-- DATA LISTING follows --

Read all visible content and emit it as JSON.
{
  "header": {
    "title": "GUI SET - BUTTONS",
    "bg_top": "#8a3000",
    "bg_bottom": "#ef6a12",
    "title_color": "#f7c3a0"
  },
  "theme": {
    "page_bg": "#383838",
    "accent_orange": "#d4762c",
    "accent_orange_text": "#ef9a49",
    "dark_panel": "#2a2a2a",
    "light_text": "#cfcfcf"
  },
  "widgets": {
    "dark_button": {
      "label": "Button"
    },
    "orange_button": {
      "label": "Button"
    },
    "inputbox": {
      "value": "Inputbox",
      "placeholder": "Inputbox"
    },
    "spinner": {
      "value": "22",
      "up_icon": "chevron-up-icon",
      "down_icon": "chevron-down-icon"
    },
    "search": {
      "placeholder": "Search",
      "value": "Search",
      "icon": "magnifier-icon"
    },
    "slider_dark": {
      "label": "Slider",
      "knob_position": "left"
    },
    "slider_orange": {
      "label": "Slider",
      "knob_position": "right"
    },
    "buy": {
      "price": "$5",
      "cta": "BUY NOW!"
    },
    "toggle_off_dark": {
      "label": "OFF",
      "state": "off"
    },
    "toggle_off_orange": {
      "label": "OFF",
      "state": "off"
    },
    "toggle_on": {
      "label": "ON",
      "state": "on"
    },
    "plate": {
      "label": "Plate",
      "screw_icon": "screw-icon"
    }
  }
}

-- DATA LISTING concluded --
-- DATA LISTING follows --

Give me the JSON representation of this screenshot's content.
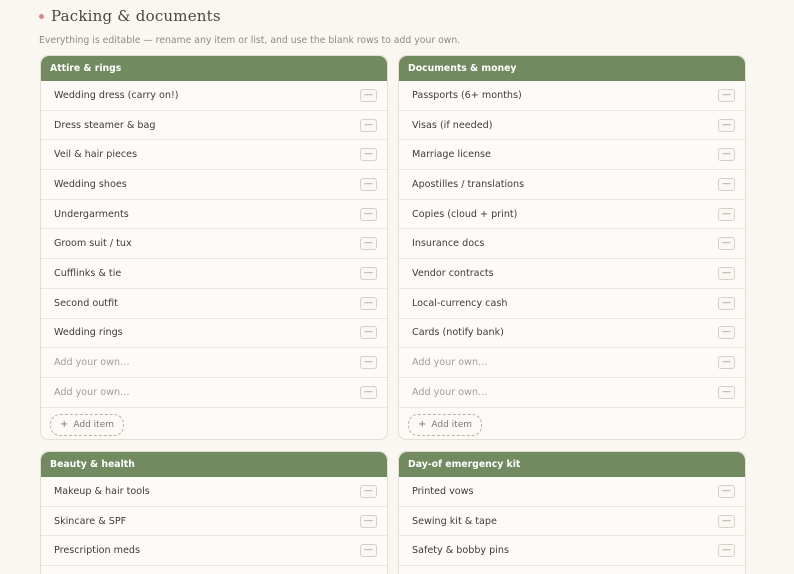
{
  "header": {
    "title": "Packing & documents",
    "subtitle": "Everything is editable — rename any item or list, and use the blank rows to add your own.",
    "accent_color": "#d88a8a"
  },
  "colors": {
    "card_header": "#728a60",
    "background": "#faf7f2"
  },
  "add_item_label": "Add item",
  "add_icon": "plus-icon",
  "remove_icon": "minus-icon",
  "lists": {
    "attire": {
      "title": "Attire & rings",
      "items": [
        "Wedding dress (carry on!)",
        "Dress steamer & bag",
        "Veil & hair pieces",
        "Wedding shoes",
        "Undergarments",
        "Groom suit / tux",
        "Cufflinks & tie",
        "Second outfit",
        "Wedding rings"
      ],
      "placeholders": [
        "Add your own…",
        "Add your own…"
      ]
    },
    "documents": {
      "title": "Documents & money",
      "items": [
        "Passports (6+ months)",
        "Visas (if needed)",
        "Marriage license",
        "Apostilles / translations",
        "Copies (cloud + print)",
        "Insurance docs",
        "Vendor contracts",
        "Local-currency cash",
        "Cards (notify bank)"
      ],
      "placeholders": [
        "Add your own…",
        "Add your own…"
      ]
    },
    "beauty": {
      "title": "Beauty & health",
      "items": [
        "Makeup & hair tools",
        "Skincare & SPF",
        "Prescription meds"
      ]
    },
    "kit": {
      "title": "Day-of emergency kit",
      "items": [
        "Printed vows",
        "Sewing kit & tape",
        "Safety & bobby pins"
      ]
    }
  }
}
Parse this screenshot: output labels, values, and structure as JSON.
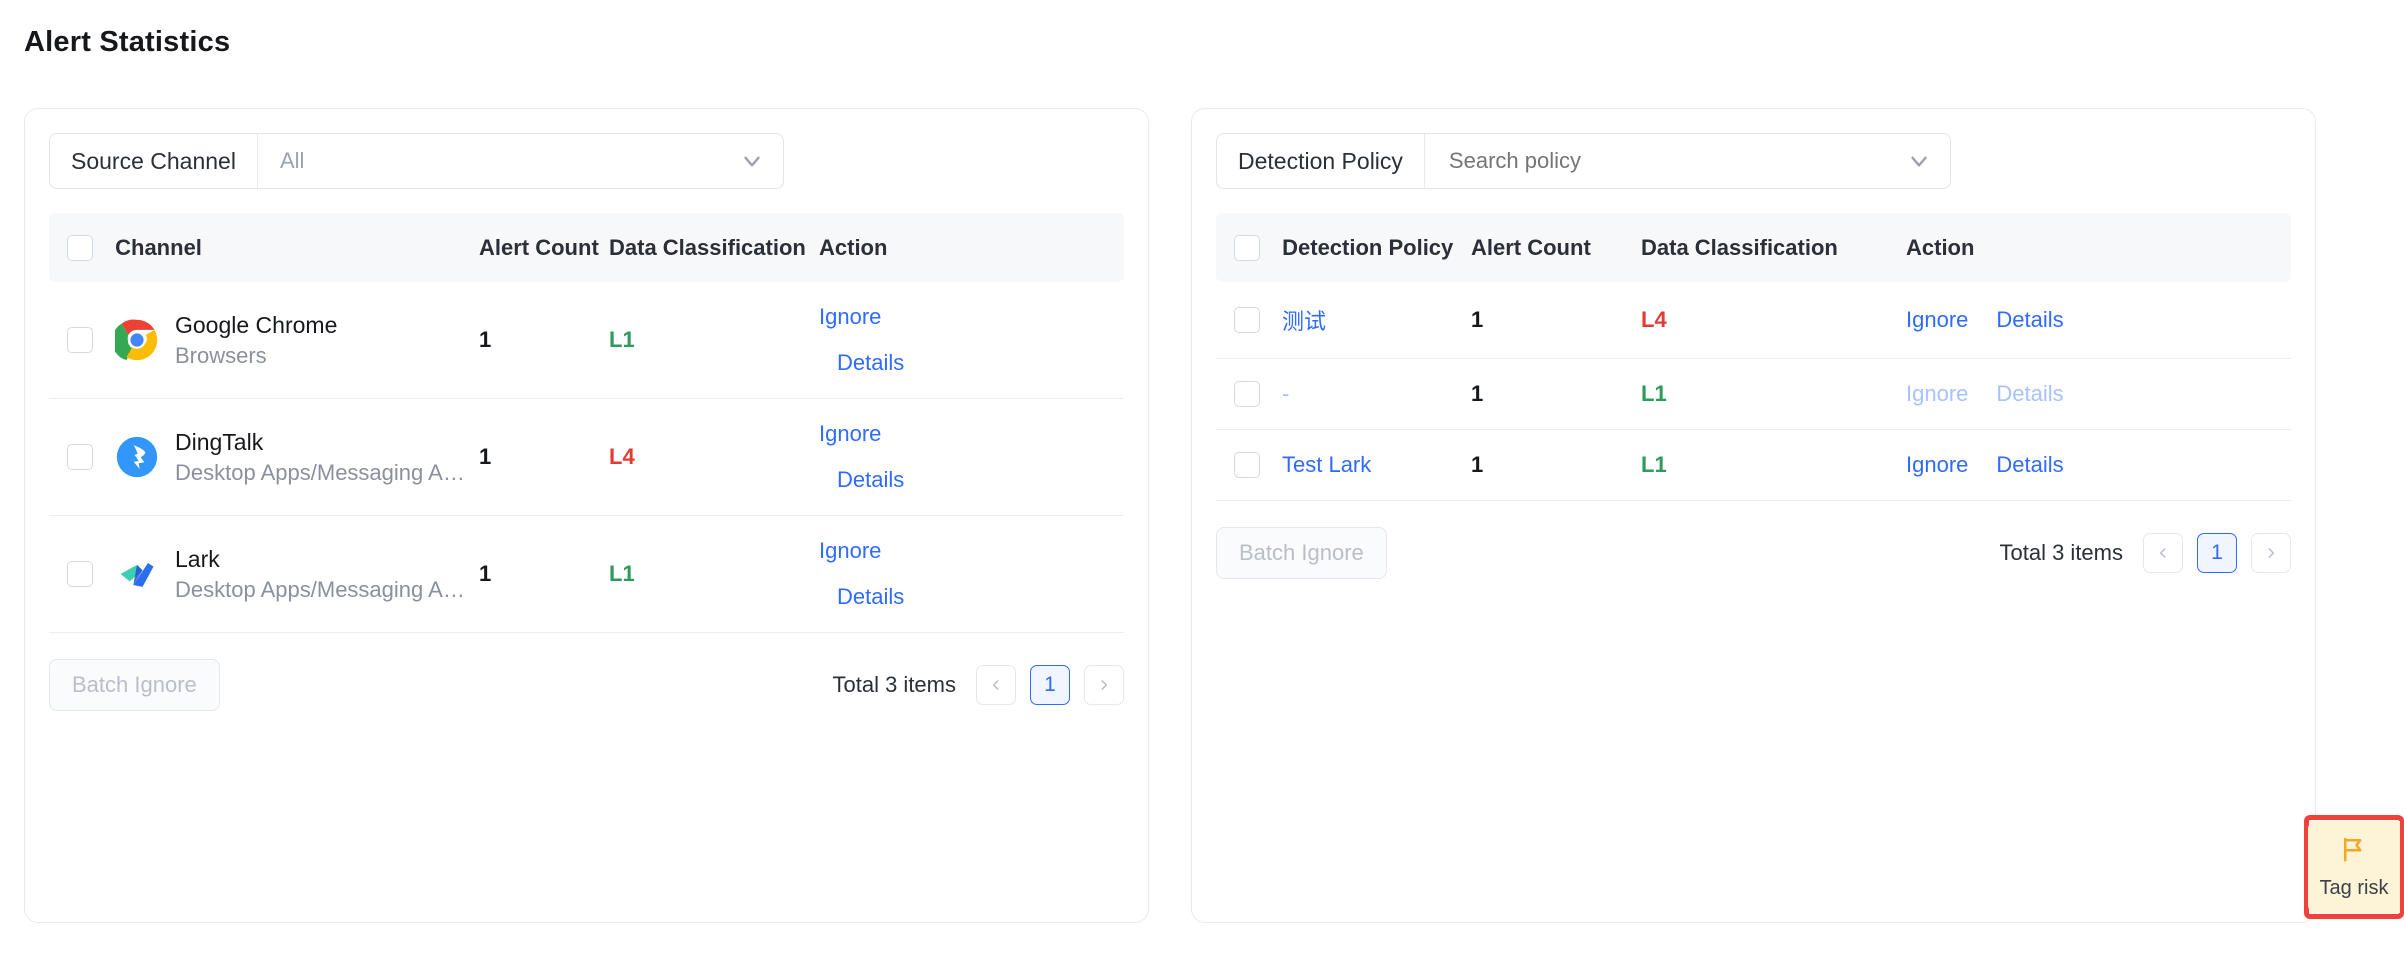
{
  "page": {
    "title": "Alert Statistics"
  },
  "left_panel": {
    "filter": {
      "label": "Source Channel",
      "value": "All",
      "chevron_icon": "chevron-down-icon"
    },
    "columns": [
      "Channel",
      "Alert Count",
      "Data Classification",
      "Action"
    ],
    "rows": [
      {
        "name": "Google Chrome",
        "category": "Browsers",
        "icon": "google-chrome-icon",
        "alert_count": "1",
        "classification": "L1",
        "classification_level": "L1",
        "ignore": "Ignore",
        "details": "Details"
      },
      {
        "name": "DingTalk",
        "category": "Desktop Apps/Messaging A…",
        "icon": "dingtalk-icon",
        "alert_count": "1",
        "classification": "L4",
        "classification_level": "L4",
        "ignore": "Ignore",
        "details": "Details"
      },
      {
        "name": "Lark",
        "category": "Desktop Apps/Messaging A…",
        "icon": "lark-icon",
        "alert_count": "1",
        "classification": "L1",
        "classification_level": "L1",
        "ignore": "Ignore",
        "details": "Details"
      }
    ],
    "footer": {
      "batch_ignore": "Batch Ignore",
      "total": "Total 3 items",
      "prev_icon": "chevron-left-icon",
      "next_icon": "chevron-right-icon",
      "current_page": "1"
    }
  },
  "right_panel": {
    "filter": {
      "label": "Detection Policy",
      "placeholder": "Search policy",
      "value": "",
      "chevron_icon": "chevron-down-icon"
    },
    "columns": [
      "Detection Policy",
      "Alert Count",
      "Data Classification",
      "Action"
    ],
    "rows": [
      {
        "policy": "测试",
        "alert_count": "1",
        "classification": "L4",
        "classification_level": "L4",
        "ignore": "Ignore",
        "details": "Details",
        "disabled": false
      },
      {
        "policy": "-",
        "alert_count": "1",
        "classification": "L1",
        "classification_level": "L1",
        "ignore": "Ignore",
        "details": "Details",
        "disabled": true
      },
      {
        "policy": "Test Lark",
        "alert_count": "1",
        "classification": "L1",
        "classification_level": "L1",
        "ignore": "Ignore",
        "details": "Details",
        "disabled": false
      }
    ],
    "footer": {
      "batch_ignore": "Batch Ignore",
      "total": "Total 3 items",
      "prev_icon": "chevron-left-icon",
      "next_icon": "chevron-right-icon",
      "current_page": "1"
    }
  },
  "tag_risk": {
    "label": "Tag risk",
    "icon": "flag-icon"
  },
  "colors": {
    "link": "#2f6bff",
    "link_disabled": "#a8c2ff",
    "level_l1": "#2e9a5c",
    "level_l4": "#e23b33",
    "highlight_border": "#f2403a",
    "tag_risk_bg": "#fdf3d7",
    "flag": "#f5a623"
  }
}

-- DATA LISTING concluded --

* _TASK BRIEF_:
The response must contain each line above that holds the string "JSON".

* _OUTPUT BELOW_:
Read all visible content and emit it as JSON.
Give me the JSON representation of this screenshot's content.
Parse this screenshot: output labels, values, and structure as JSON.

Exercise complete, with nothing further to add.